* [Exercise goal]
Find the word "文件名称" in the listing. Copy out each line where it occurs.

* [Dataset]
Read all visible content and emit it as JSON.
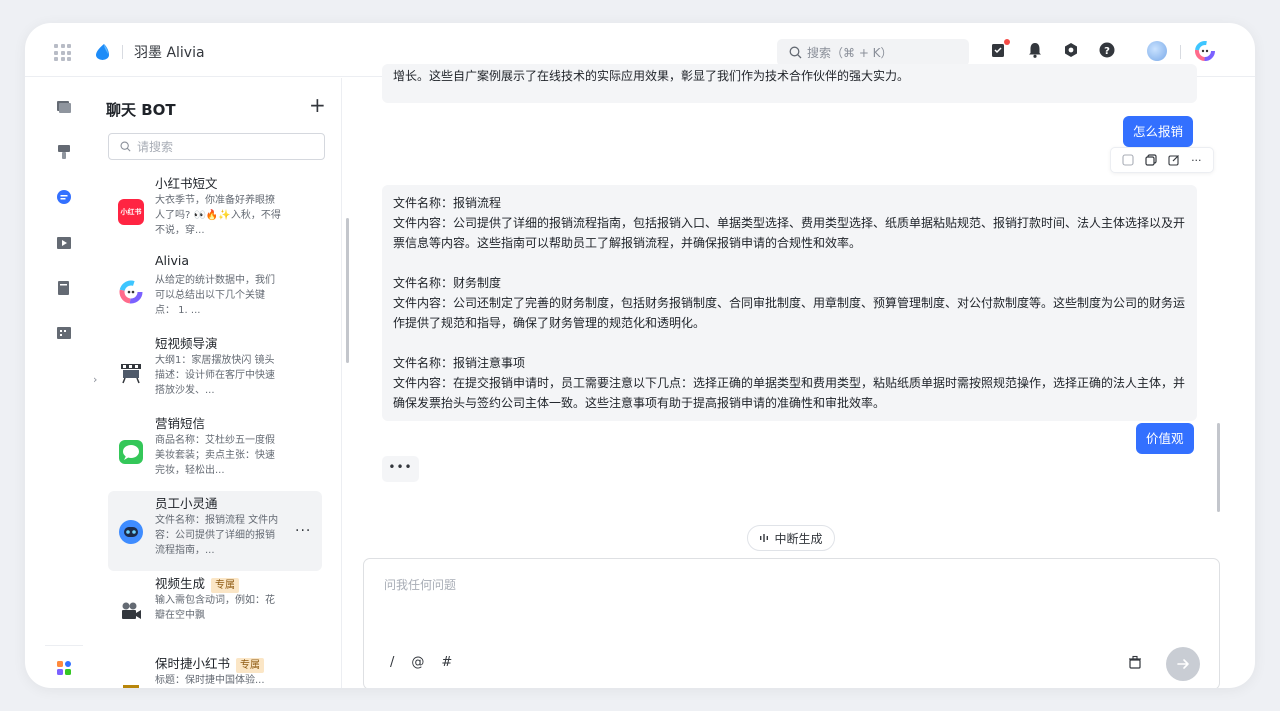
{
  "app": {
    "title": "羽墨 Alivia",
    "search_placeholder": "搜索（⌘ + K）"
  },
  "panel": {
    "title": "聊天 BOT",
    "add_label": "+",
    "search_placeholder": "请搜索",
    "bots": [
      {
        "name": "小红书短文",
        "desc": "大衣季节，你准备好养眼撩人了吗? 👀🔥✨入秋，不得不说，穿...",
        "icon": "xiaohongshu-icon",
        "icon_text": "小红书",
        "tag": ""
      },
      {
        "name": "Alivia",
        "desc": "从给定的统计数据中，我们可以总结出以下几个关键点：  1. ...",
        "icon": "alivia-logo-icon",
        "tag": ""
      },
      {
        "name": "短视频导演",
        "desc": "大纲1：家居摆放快闪 镜头描述：设计师在客厅中快速搭放沙发、...",
        "icon": "film-director-icon",
        "tag": ""
      },
      {
        "name": "营销短信",
        "desc": "商品名称：艾杜纱五一度假美妆套装；卖点主张：快速完妆，轻松出...",
        "icon": "message-icon",
        "tag": ""
      },
      {
        "name": "员工小灵通",
        "desc": "文件名称：报销流程 文件内容：公司提供了详细的报销流程指南，...",
        "icon": "robot-icon",
        "tag": "",
        "more": "..."
      },
      {
        "name": "视频生成",
        "desc": "输入需包含动词，例如：花瓣在空中飘",
        "icon": "video-camera-icon",
        "tag": "专属"
      },
      {
        "name": "保时捷小红书",
        "desc": "标题：保时捷中国体验...",
        "icon": "porsche-icon",
        "tag": "专属"
      }
    ]
  },
  "chat": {
    "prev_tail": "增长。这些自广案例展示了在线技术的实际应用效果，彰显了我们作为技术合作伙伴的强大实力。",
    "user_msg_1": "怎么报销",
    "answer": [
      {
        "name_line": "文件名称：报销流程",
        "content_line": "文件内容：公司提供了详细的报销流程指南，包括报销入口、单据类型选择、费用类型选择、纸质单据粘贴规范、报销打款时间、法人主体选择以及开票信息等内容。这些指南可以帮助员工了解报销流程，并确保报销申请的合规性和效率。"
      },
      {
        "name_line": "文件名称：财务制度",
        "content_line": "文件内容：公司还制定了完善的财务制度，包括财务报销制度、合同审批制度、用章制度、预算管理制度、对公付款制度等。这些制度为公司的财务运作提供了规范和指导，确保了财务管理的规范化和透明化。"
      },
      {
        "name_line": "文件名称：报销注意事项",
        "content_line": "文件内容：在提交报销申请时，员工需要注意以下几点：选择正确的单据类型和费用类型，粘贴纸质单据时需按照规范操作，选择正确的法人主体，并确保发票抬头与签约公司主体一致。这些注意事项有助于提高报销申请的准确性和审批效率。"
      }
    ],
    "user_msg_2": "价值观",
    "typing": "•••",
    "stop_label": "中断生成",
    "input_placeholder": "问我任何问题",
    "tool_slash": "/",
    "tool_at": "@",
    "tool_hash": "#"
  },
  "colors": {
    "accent": "#3370ff",
    "bubble_ai": "#f4f5f7",
    "send_disabled": "#c9cdd4"
  }
}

* [Answer box]
        "desc": "文件名称：报销流程 文件内容：公司提供了详细的报销流程指南，...",
        "name_line": "文件名称：报销流程",
        "name_line": "文件名称：财务制度",
        "name_line": "文件名称：报销注意事项",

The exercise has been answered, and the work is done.